Using the records that follow, work out the number of lines with the word "your" in them; reply with that number only.

==== Supplied information

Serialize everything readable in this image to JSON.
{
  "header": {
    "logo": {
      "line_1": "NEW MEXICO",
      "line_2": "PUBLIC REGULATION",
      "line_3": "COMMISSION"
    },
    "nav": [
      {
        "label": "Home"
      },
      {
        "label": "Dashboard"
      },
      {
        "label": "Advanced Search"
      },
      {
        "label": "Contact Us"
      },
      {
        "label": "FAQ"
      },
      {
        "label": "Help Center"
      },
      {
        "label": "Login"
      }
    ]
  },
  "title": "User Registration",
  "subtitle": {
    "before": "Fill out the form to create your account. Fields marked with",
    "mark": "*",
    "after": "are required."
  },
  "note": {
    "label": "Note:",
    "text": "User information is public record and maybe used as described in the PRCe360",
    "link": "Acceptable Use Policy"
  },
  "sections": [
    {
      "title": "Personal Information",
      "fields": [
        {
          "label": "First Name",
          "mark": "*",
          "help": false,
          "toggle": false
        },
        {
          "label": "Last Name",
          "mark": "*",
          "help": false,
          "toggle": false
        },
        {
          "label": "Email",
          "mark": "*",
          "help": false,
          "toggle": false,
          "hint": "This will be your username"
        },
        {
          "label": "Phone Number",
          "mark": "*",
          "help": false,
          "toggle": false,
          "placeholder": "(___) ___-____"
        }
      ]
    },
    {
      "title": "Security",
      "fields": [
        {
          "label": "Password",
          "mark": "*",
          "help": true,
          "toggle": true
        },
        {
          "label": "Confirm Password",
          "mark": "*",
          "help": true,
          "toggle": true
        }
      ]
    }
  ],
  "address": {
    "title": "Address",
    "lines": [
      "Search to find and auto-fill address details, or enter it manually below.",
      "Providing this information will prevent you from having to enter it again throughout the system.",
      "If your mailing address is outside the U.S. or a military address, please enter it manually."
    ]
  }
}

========

> [Expected answer]
3